Stored records
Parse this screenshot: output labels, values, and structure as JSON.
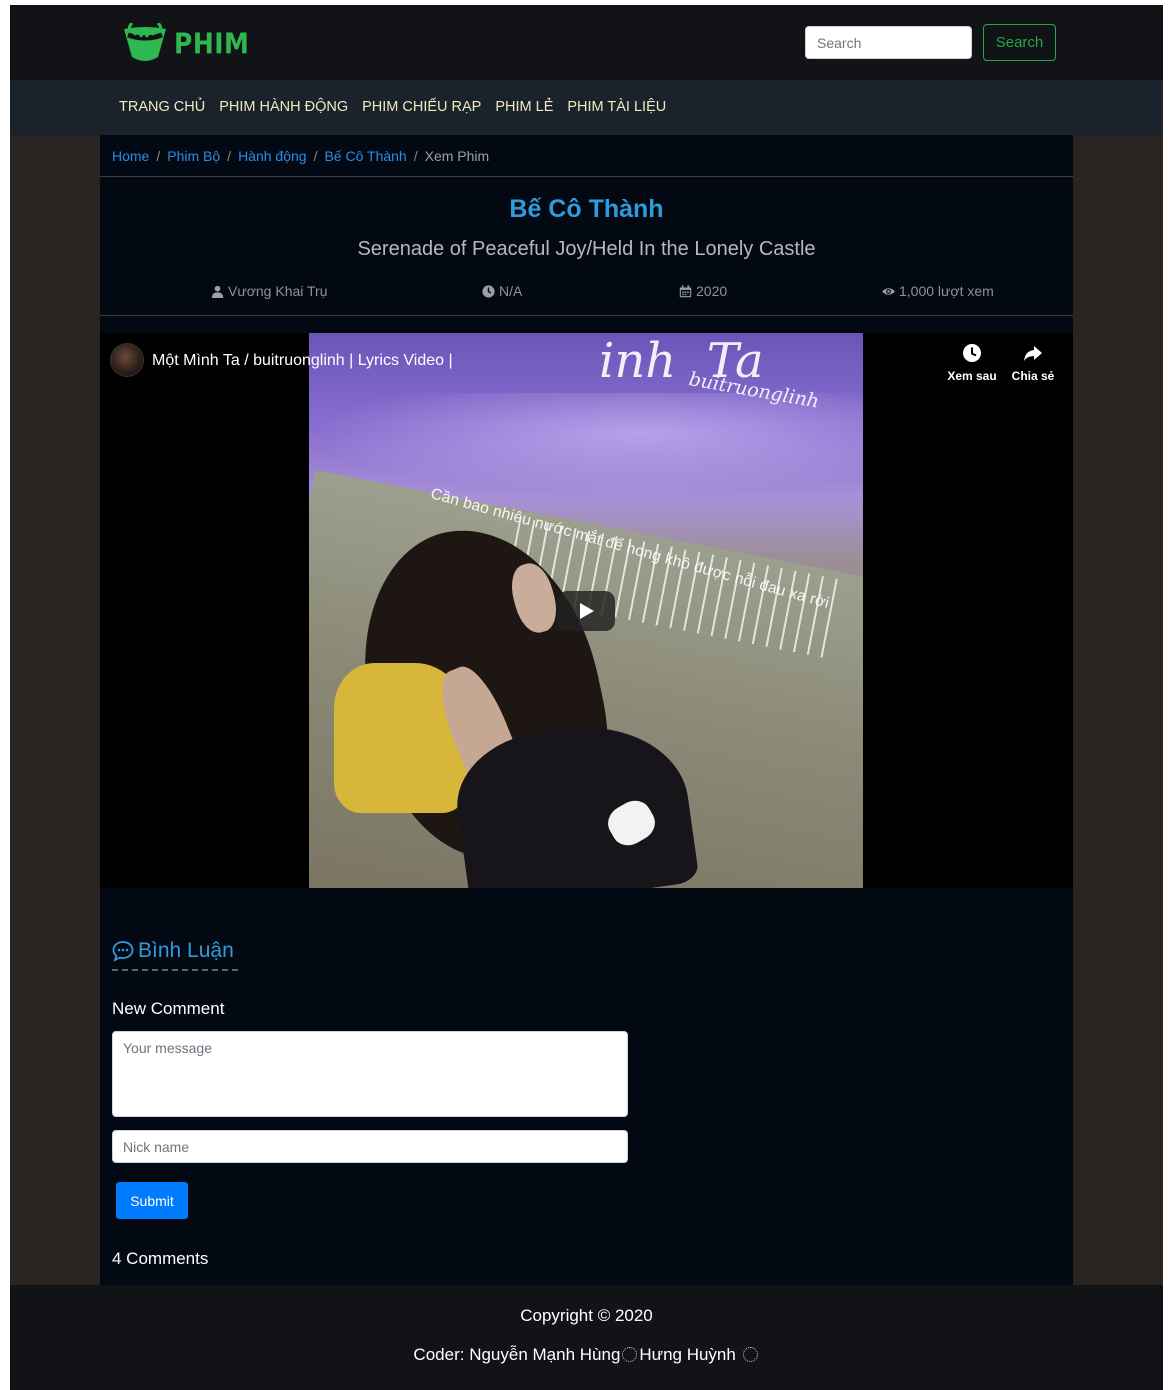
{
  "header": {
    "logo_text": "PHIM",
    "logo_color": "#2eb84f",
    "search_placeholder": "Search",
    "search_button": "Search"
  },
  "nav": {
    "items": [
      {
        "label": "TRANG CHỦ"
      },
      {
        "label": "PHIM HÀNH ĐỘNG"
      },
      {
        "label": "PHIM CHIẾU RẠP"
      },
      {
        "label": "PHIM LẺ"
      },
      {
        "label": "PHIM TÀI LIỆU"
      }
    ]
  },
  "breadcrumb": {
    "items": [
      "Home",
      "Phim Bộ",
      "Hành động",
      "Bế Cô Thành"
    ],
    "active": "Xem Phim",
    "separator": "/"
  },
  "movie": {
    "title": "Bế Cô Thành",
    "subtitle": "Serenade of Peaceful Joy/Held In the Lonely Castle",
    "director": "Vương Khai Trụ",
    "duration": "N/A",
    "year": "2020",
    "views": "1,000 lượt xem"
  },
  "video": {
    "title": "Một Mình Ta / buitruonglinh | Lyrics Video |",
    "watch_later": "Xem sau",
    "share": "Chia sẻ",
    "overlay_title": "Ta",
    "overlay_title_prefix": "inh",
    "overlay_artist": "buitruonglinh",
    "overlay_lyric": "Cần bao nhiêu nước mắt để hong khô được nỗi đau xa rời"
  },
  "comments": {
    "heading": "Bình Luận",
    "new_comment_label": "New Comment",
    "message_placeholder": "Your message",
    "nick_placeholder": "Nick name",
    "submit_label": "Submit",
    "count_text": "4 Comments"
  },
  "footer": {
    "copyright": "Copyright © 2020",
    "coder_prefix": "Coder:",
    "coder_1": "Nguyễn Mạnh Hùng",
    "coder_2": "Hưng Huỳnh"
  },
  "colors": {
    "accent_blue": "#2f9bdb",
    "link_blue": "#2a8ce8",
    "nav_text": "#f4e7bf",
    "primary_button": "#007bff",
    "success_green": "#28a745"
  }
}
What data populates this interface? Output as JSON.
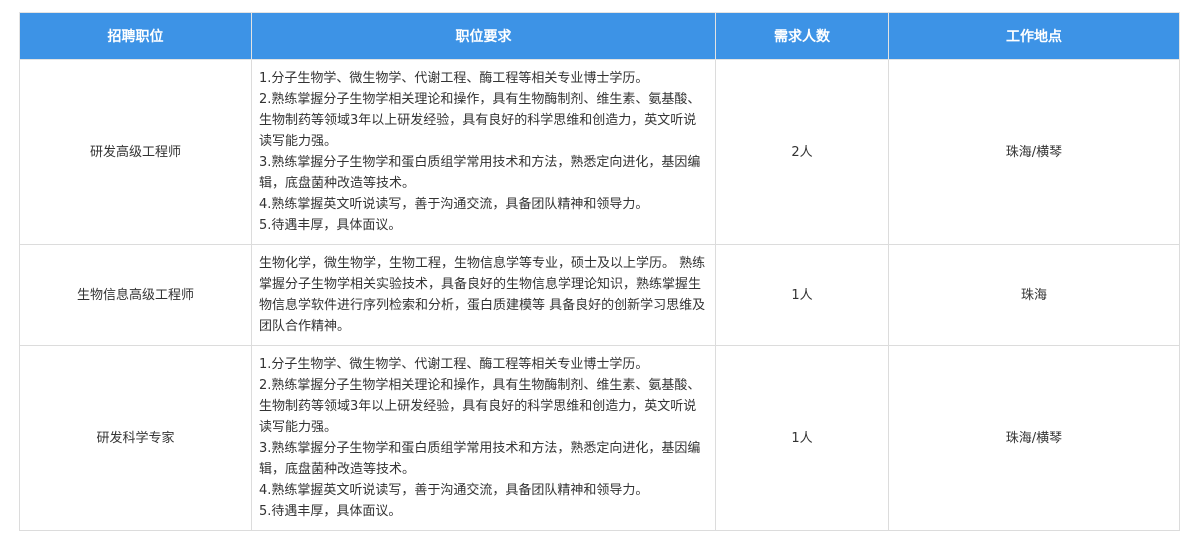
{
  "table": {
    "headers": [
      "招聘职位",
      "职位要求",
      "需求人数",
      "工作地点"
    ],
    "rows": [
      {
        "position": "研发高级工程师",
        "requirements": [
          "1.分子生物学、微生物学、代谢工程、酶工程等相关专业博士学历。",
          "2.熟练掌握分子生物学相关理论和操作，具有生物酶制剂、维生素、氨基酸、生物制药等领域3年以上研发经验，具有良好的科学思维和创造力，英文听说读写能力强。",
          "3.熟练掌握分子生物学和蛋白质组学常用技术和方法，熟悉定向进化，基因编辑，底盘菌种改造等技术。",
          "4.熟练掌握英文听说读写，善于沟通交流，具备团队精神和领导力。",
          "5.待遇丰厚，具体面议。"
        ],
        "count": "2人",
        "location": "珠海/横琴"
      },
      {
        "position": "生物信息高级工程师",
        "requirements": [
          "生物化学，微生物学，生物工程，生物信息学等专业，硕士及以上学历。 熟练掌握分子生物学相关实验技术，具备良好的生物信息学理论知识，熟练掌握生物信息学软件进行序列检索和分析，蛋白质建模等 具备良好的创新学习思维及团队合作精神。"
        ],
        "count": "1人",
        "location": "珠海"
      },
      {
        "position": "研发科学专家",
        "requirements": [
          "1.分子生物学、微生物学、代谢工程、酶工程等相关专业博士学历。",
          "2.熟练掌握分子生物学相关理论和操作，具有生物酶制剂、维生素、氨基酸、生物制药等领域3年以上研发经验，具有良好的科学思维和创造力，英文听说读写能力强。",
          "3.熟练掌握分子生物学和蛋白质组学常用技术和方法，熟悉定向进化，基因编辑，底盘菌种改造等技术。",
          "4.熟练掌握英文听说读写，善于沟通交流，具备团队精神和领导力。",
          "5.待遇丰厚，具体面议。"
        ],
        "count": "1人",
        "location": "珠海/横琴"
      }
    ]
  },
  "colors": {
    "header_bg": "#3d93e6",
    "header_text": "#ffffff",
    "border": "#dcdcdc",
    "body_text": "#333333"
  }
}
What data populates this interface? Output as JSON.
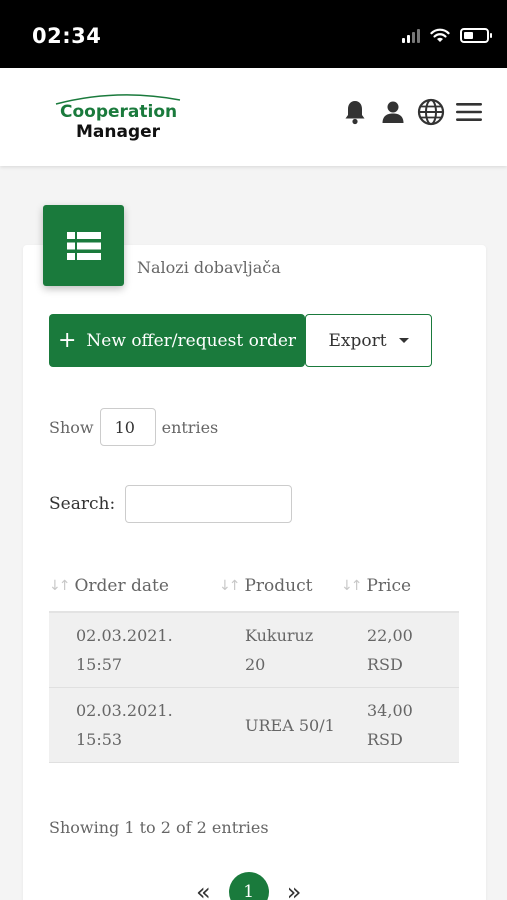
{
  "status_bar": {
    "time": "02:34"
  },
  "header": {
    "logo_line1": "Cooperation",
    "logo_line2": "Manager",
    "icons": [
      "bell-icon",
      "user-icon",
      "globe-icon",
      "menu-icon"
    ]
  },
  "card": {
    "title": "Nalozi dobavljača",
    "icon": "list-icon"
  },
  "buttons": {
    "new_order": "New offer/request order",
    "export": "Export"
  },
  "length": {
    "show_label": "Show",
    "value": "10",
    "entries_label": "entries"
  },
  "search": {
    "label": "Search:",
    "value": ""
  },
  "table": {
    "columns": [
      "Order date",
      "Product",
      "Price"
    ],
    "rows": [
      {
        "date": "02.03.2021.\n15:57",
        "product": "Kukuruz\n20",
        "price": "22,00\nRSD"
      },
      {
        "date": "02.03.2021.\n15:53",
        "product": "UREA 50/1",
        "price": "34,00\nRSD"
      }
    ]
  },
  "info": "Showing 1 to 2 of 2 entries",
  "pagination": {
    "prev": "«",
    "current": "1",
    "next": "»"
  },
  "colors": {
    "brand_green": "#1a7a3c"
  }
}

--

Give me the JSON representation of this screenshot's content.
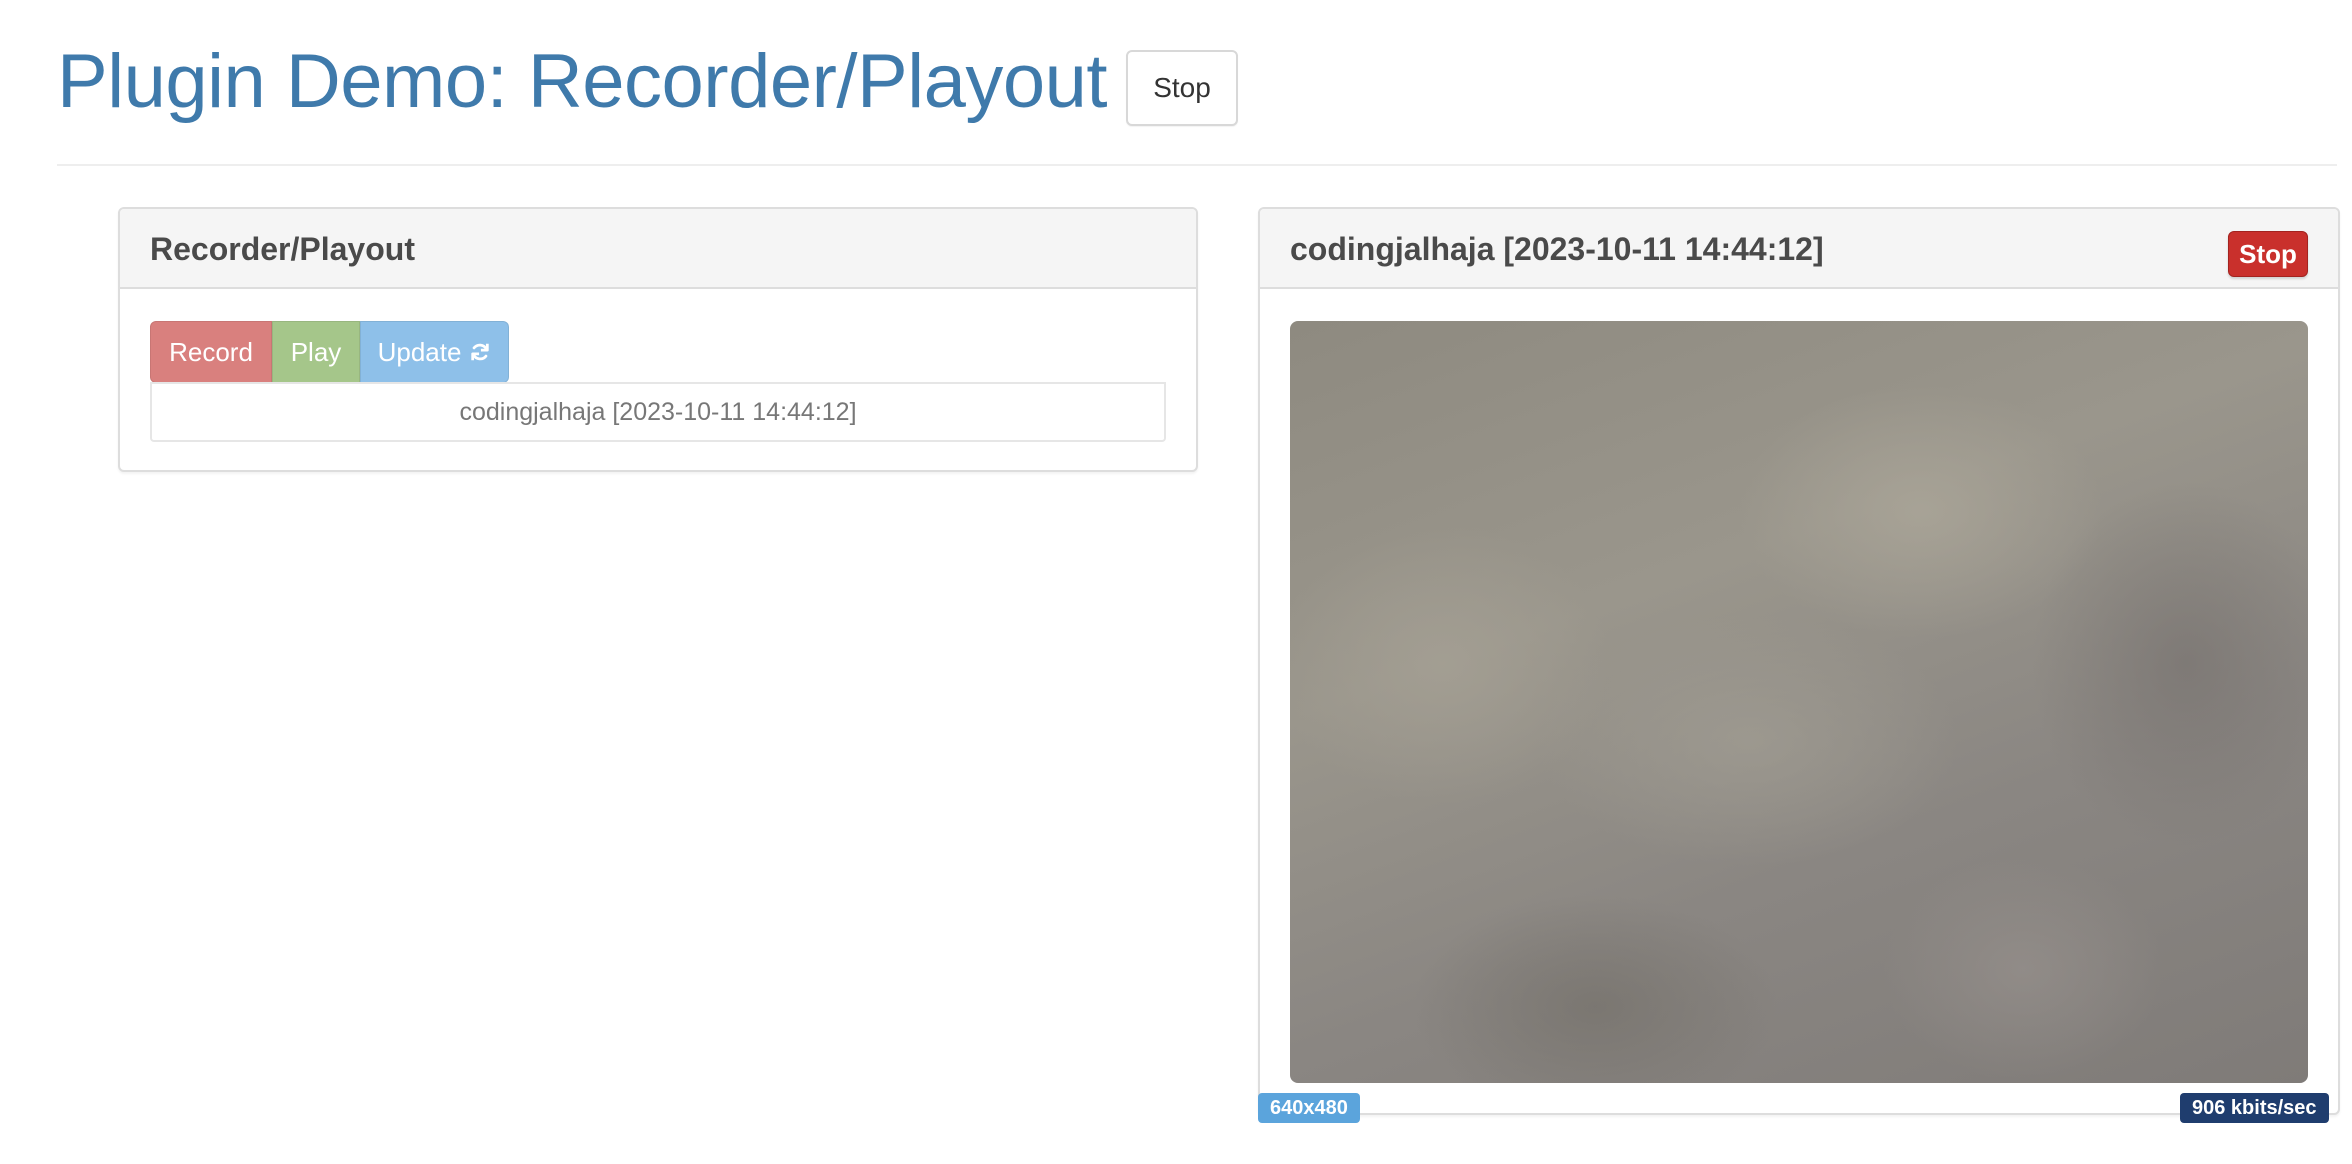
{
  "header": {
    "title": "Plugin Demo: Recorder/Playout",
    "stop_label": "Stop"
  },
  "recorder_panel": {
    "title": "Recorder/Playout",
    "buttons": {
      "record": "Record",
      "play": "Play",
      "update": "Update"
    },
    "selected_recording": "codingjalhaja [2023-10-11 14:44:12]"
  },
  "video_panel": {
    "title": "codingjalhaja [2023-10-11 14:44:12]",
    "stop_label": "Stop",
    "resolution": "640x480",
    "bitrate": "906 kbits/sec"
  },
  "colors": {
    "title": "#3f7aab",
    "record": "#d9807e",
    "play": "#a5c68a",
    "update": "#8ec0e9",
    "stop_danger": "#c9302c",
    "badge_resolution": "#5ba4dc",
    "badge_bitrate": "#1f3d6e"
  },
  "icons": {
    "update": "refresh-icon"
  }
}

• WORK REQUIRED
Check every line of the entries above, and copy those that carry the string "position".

• ANSWER BELOW
        "position": "研发高级工程师",
        "position": "生物信息高级工程师",
        "position": "研发科学专家",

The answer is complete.